Aim of the exercise
Write the entries out again exactly as they stand, but without the pictures.

Data about app and page elements
+===+
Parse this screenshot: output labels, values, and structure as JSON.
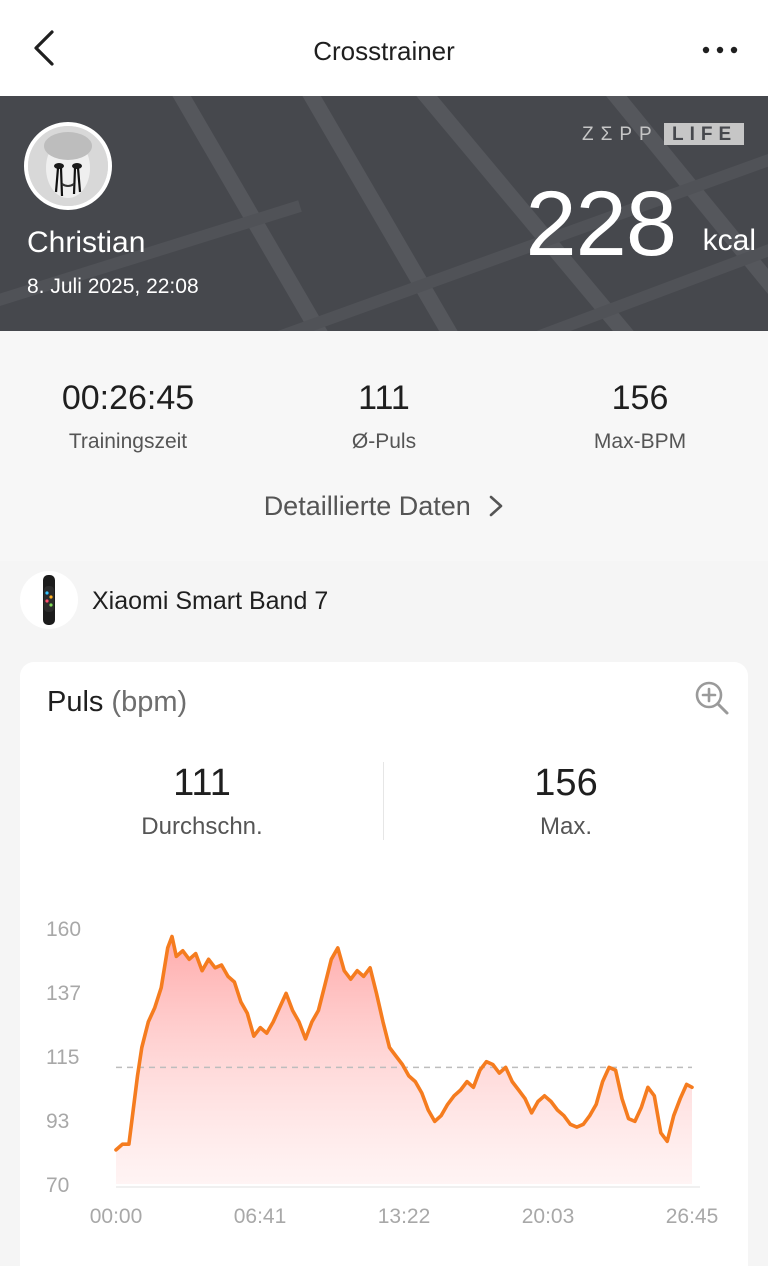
{
  "header": {
    "title": "Crosstrainer"
  },
  "hero": {
    "user_name": "Christian",
    "date": "8. Juli 2025, 22:08",
    "brand": "ZEPP LIFE",
    "brand_left": "ZΣPP",
    "brand_right": "LIFE",
    "calories": "228",
    "calories_unit": "kcal",
    "background_color": "#46484d"
  },
  "summary": {
    "stats": [
      {
        "value": "00:26:45",
        "label": "Trainingszeit"
      },
      {
        "value": "111",
        "label": "Ø-Puls"
      },
      {
        "value": "156",
        "label": "Max-BPM"
      }
    ],
    "details_link": "Detaillierte Daten"
  },
  "device": {
    "name": "Xiaomi Smart Band 7",
    "icon": "smart-band-icon"
  },
  "heart_rate": {
    "title": "Puls",
    "unit": "(bpm)",
    "zoom_icon": "zoom-in-icon",
    "average": {
      "value": "111",
      "label": "Durchschn."
    },
    "max": {
      "value": "156",
      "label": "Max."
    }
  },
  "chart_data": {
    "type": "area",
    "title": "Puls",
    "ylabel": "bpm",
    "y_ticks": [
      "160",
      "137",
      "115",
      "93",
      "70"
    ],
    "x_ticks": [
      "00:00",
      "06:41",
      "13:22",
      "20:03",
      "26:45"
    ],
    "ylim": [
      70,
      160
    ],
    "xlim_minutes": [
      0,
      26.75
    ],
    "average_line": 111,
    "line_color": "#f57c1f",
    "fill_color": "#ff9a9a",
    "points": [
      [
        0.0,
        82
      ],
      [
        0.3,
        84
      ],
      [
        0.6,
        84
      ],
      [
        0.8,
        96
      ],
      [
        1.0,
        108
      ],
      [
        1.2,
        118
      ],
      [
        1.5,
        127
      ],
      [
        1.8,
        132
      ],
      [
        2.1,
        139
      ],
      [
        2.4,
        153
      ],
      [
        2.6,
        157
      ],
      [
        2.8,
        150
      ],
      [
        3.1,
        152
      ],
      [
        3.4,
        149
      ],
      [
        3.7,
        151
      ],
      [
        4.0,
        145
      ],
      [
        4.3,
        149
      ],
      [
        4.6,
        146
      ],
      [
        4.9,
        147
      ],
      [
        5.2,
        143
      ],
      [
        5.5,
        141
      ],
      [
        5.8,
        134
      ],
      [
        6.1,
        130
      ],
      [
        6.4,
        122
      ],
      [
        6.7,
        125
      ],
      [
        7.0,
        123
      ],
      [
        7.3,
        127
      ],
      [
        7.6,
        132
      ],
      [
        7.9,
        137
      ],
      [
        8.2,
        131
      ],
      [
        8.5,
        127
      ],
      [
        8.8,
        121
      ],
      [
        9.1,
        127
      ],
      [
        9.4,
        131
      ],
      [
        9.7,
        140
      ],
      [
        10.0,
        149
      ],
      [
        10.3,
        153
      ],
      [
        10.6,
        145
      ],
      [
        10.9,
        142
      ],
      [
        11.2,
        145
      ],
      [
        11.5,
        143
      ],
      [
        11.8,
        146
      ],
      [
        12.1,
        137
      ],
      [
        12.4,
        127
      ],
      [
        12.7,
        118
      ],
      [
        13.0,
        115
      ],
      [
        13.3,
        112
      ],
      [
        13.6,
        108
      ],
      [
        13.9,
        106
      ],
      [
        14.2,
        102
      ],
      [
        14.5,
        96
      ],
      [
        14.8,
        92
      ],
      [
        15.1,
        94
      ],
      [
        15.4,
        98
      ],
      [
        15.7,
        101
      ],
      [
        16.0,
        103
      ],
      [
        16.3,
        106
      ],
      [
        16.6,
        104
      ],
      [
        16.9,
        110
      ],
      [
        17.2,
        113
      ],
      [
        17.5,
        112
      ],
      [
        17.8,
        109
      ],
      [
        18.1,
        111
      ],
      [
        18.4,
        106
      ],
      [
        18.7,
        103
      ],
      [
        19.0,
        100
      ],
      [
        19.3,
        95
      ],
      [
        19.6,
        99
      ],
      [
        19.9,
        101
      ],
      [
        20.2,
        99
      ],
      [
        20.5,
        96
      ],
      [
        20.8,
        94
      ],
      [
        21.1,
        91
      ],
      [
        21.4,
        90
      ],
      [
        21.7,
        91
      ],
      [
        22.0,
        94
      ],
      [
        22.3,
        98
      ],
      [
        22.6,
        106
      ],
      [
        22.9,
        111
      ],
      [
        23.2,
        110
      ],
      [
        23.5,
        100
      ],
      [
        23.8,
        93
      ],
      [
        24.1,
        92
      ],
      [
        24.4,
        97
      ],
      [
        24.7,
        104
      ],
      [
        25.0,
        101
      ],
      [
        25.3,
        88
      ],
      [
        25.6,
        85
      ],
      [
        25.9,
        94
      ],
      [
        26.2,
        100
      ],
      [
        26.5,
        105
      ],
      [
        26.75,
        104
      ]
    ]
  }
}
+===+
Result of the task
Parse this screenshot: output labels, values, and structure as JSON.
{
  "header": {
    "title": "Crosstrainer"
  },
  "hero": {
    "user_name": "Christian",
    "date": "8. Juli 2025, 22:08",
    "brand": "ZEPP LIFE",
    "brand_left": "ZΣPP",
    "brand_right": "LIFE",
    "calories": "228",
    "calories_unit": "kcal",
    "background_color": "#46484d"
  },
  "summary": {
    "stats": [
      {
        "value": "00:26:45",
        "label": "Trainingszeit"
      },
      {
        "value": "111",
        "label": "Ø-Puls"
      },
      {
        "value": "156",
        "label": "Max-BPM"
      }
    ],
    "details_link": "Detaillierte Daten"
  },
  "device": {
    "name": "Xiaomi Smart Band 7",
    "icon": "smart-band-icon"
  },
  "heart_rate": {
    "title": "Puls",
    "unit": "(bpm)",
    "zoom_icon": "zoom-in-icon",
    "average": {
      "value": "111",
      "label": "Durchschn."
    },
    "max": {
      "value": "156",
      "label": "Max."
    }
  },
  "chart_data": {
    "type": "area",
    "title": "Puls",
    "ylabel": "bpm",
    "y_ticks": [
      "160",
      "137",
      "115",
      "93",
      "70"
    ],
    "x_ticks": [
      "00:00",
      "06:41",
      "13:22",
      "20:03",
      "26:45"
    ],
    "ylim": [
      70,
      160
    ],
    "xlim_minutes": [
      0,
      26.75
    ],
    "average_line": 111,
    "line_color": "#f57c1f",
    "fill_color": "#ff9a9a",
    "points": [
      [
        0.0,
        82
      ],
      [
        0.3,
        84
      ],
      [
        0.6,
        84
      ],
      [
        0.8,
        96
      ],
      [
        1.0,
        108
      ],
      [
        1.2,
        118
      ],
      [
        1.5,
        127
      ],
      [
        1.8,
        132
      ],
      [
        2.1,
        139
      ],
      [
        2.4,
        153
      ],
      [
        2.6,
        157
      ],
      [
        2.8,
        150
      ],
      [
        3.1,
        152
      ],
      [
        3.4,
        149
      ],
      [
        3.7,
        151
      ],
      [
        4.0,
        145
      ],
      [
        4.3,
        149
      ],
      [
        4.6,
        146
      ],
      [
        4.9,
        147
      ],
      [
        5.2,
        143
      ],
      [
        5.5,
        141
      ],
      [
        5.8,
        134
      ],
      [
        6.1,
        130
      ],
      [
        6.4,
        122
      ],
      [
        6.7,
        125
      ],
      [
        7.0,
        123
      ],
      [
        7.3,
        127
      ],
      [
        7.6,
        132
      ],
      [
        7.9,
        137
      ],
      [
        8.2,
        131
      ],
      [
        8.5,
        127
      ],
      [
        8.8,
        121
      ],
      [
        9.1,
        127
      ],
      [
        9.4,
        131
      ],
      [
        9.7,
        140
      ],
      [
        10.0,
        149
      ],
      [
        10.3,
        153
      ],
      [
        10.6,
        145
      ],
      [
        10.9,
        142
      ],
      [
        11.2,
        145
      ],
      [
        11.5,
        143
      ],
      [
        11.8,
        146
      ],
      [
        12.1,
        137
      ],
      [
        12.4,
        127
      ],
      [
        12.7,
        118
      ],
      [
        13.0,
        115
      ],
      [
        13.3,
        112
      ],
      [
        13.6,
        108
      ],
      [
        13.9,
        106
      ],
      [
        14.2,
        102
      ],
      [
        14.5,
        96
      ],
      [
        14.8,
        92
      ],
      [
        15.1,
        94
      ],
      [
        15.4,
        98
      ],
      [
        15.7,
        101
      ],
      [
        16.0,
        103
      ],
      [
        16.3,
        106
      ],
      [
        16.6,
        104
      ],
      [
        16.9,
        110
      ],
      [
        17.2,
        113
      ],
      [
        17.5,
        112
      ],
      [
        17.8,
        109
      ],
      [
        18.1,
        111
      ],
      [
        18.4,
        106
      ],
      [
        18.7,
        103
      ],
      [
        19.0,
        100
      ],
      [
        19.3,
        95
      ],
      [
        19.6,
        99
      ],
      [
        19.9,
        101
      ],
      [
        20.2,
        99
      ],
      [
        20.5,
        96
      ],
      [
        20.8,
        94
      ],
      [
        21.1,
        91
      ],
      [
        21.4,
        90
      ],
      [
        21.7,
        91
      ],
      [
        22.0,
        94
      ],
      [
        22.3,
        98
      ],
      [
        22.6,
        106
      ],
      [
        22.9,
        111
      ],
      [
        23.2,
        110
      ],
      [
        23.5,
        100
      ],
      [
        23.8,
        93
      ],
      [
        24.1,
        92
      ],
      [
        24.4,
        97
      ],
      [
        24.7,
        104
      ],
      [
        25.0,
        101
      ],
      [
        25.3,
        88
      ],
      [
        25.6,
        85
      ],
      [
        25.9,
        94
      ],
      [
        26.2,
        100
      ],
      [
        26.5,
        105
      ],
      [
        26.75,
        104
      ]
    ]
  }
}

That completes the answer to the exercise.